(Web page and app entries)

* * *

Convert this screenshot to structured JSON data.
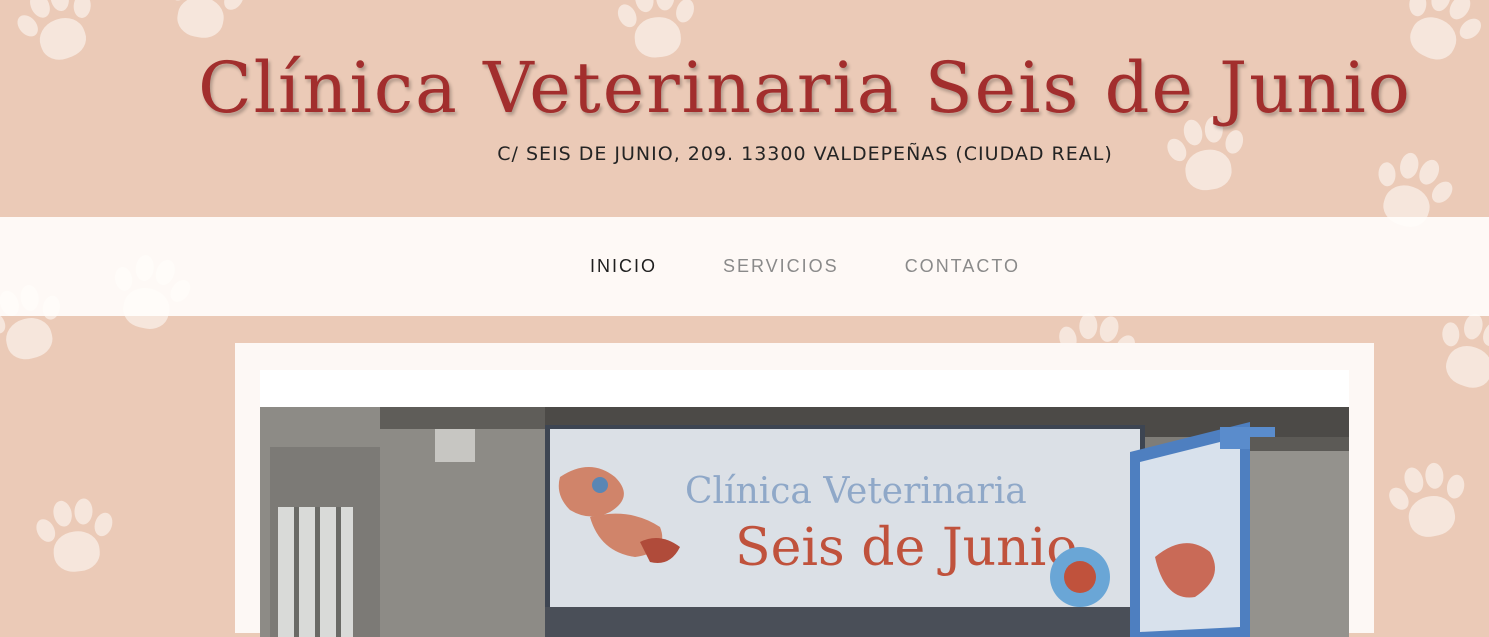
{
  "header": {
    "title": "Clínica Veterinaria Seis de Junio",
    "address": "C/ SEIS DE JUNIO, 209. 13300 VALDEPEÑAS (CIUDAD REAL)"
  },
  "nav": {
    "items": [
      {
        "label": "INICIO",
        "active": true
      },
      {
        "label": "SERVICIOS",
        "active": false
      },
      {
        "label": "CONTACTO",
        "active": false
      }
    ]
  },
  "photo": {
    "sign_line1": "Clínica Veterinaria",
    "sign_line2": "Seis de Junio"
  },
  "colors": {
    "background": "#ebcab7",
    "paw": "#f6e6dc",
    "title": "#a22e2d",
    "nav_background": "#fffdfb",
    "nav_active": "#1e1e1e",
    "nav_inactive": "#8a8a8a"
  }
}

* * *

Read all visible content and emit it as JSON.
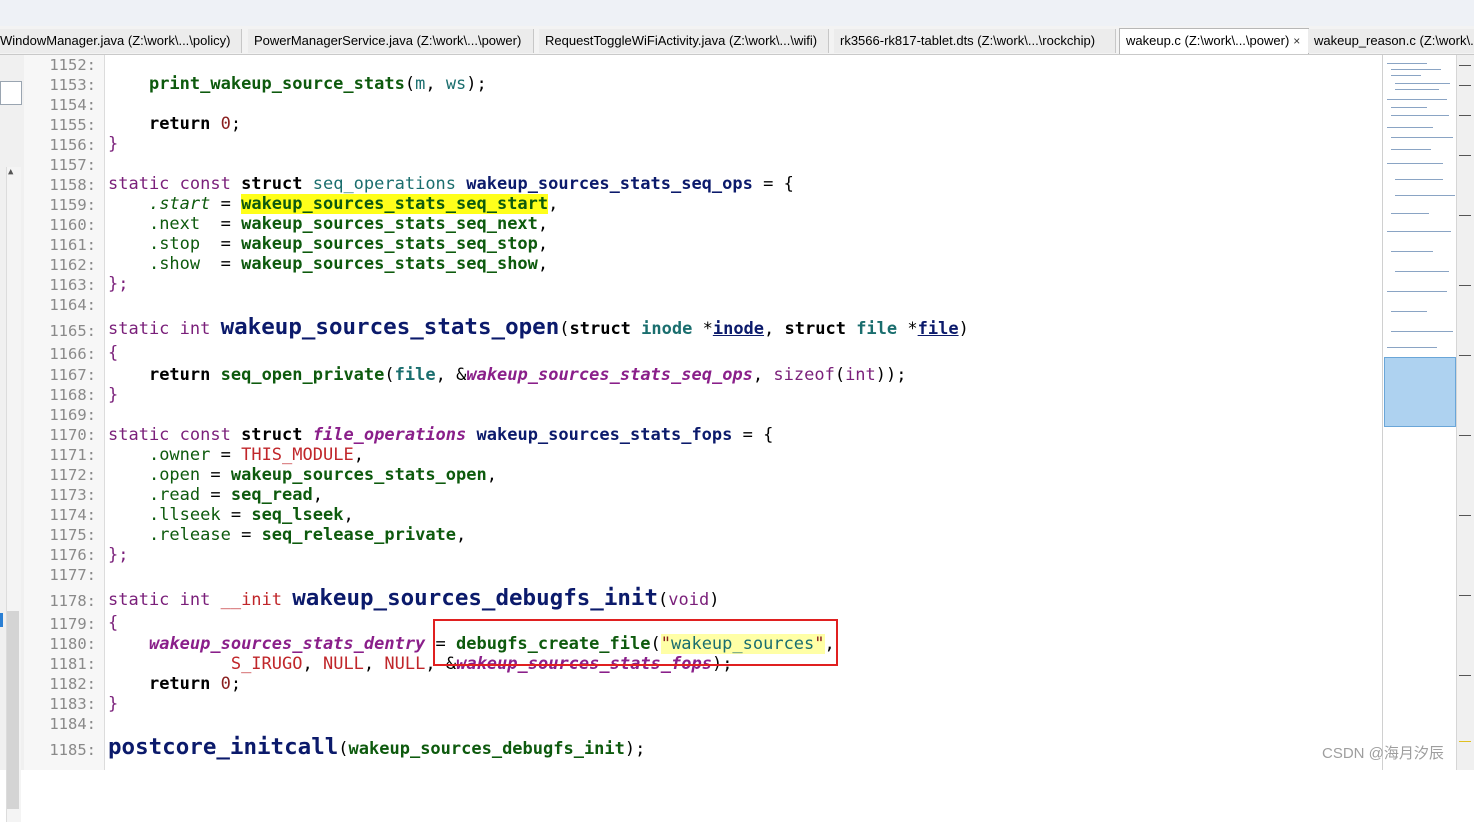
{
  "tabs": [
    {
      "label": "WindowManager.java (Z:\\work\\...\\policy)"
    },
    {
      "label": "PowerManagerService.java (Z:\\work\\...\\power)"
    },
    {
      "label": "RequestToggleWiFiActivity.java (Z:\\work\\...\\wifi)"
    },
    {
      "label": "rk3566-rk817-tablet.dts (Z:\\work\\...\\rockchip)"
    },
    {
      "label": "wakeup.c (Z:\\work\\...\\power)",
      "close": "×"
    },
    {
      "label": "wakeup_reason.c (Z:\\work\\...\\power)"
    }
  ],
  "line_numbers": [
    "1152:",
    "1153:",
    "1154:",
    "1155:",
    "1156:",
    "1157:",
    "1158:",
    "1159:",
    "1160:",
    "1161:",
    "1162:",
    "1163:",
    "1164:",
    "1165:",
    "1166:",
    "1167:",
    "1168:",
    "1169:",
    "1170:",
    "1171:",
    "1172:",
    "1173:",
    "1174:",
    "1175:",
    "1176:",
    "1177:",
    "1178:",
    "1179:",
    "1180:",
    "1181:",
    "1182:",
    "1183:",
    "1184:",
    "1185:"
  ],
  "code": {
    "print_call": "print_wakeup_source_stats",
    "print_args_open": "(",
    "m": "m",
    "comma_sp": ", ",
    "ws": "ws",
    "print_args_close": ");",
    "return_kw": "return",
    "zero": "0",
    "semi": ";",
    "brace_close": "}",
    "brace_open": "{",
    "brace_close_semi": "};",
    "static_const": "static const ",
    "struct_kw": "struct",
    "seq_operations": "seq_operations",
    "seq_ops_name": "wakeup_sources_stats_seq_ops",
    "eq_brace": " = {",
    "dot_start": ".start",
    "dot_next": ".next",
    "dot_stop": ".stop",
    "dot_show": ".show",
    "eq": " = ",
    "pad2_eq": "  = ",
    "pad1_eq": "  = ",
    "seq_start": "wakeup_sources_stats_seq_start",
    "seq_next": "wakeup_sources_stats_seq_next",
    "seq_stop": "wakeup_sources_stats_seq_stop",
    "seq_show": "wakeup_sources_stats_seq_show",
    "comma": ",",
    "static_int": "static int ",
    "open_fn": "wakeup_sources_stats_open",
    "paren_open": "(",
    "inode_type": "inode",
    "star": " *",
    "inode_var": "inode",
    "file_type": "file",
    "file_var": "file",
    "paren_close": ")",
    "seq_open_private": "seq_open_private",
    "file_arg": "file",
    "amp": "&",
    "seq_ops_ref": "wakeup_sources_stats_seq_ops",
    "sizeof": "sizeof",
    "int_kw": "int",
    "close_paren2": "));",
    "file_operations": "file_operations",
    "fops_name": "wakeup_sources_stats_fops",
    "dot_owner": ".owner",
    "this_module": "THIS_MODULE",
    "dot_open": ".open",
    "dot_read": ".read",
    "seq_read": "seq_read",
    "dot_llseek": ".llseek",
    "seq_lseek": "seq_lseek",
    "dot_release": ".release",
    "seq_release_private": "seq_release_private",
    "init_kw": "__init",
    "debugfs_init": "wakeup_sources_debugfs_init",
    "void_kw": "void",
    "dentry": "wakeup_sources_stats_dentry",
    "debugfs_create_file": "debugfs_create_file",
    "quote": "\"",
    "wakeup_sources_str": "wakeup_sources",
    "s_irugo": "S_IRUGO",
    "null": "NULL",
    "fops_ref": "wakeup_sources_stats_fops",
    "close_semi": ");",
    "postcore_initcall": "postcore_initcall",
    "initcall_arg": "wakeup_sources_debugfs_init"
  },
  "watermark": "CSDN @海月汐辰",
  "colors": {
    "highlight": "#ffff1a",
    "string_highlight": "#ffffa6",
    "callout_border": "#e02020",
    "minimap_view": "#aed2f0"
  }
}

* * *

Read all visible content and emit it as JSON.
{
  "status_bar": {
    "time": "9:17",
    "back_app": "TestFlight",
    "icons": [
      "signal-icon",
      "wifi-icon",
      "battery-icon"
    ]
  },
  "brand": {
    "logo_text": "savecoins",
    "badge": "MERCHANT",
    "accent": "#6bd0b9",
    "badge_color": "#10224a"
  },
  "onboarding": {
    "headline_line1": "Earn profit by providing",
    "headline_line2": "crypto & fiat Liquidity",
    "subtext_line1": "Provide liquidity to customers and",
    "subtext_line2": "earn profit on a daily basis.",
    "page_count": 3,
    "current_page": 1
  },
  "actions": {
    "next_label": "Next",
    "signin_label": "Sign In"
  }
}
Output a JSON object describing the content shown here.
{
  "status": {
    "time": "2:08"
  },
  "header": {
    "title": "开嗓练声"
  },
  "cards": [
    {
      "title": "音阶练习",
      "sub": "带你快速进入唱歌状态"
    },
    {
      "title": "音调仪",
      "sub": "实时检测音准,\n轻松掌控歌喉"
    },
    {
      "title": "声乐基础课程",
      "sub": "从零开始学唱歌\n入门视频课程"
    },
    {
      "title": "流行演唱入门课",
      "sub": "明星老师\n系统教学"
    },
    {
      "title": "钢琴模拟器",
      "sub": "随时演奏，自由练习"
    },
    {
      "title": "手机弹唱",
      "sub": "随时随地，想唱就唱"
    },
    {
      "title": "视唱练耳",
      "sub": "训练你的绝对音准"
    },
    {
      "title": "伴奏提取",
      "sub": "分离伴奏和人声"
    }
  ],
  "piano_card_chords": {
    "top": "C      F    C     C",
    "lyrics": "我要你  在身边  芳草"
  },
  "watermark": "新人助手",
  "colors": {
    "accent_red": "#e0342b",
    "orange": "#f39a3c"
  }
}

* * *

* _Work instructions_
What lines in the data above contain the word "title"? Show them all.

* _Task response_
    "title": "Clínica Veterinaria Seis de Junio",
    "title": "#a22e2d",
    "title": "开嗓练声"
      "title": "音阶练习",
      "title": "音调仪",
      "title": "声乐基础课程",
      "title": "流行演唱入门课",
      "title": "钢琴模拟器",
      "title": "手机弹唱",
      "title": "视唱练耳",
      "title": "伴奏提取",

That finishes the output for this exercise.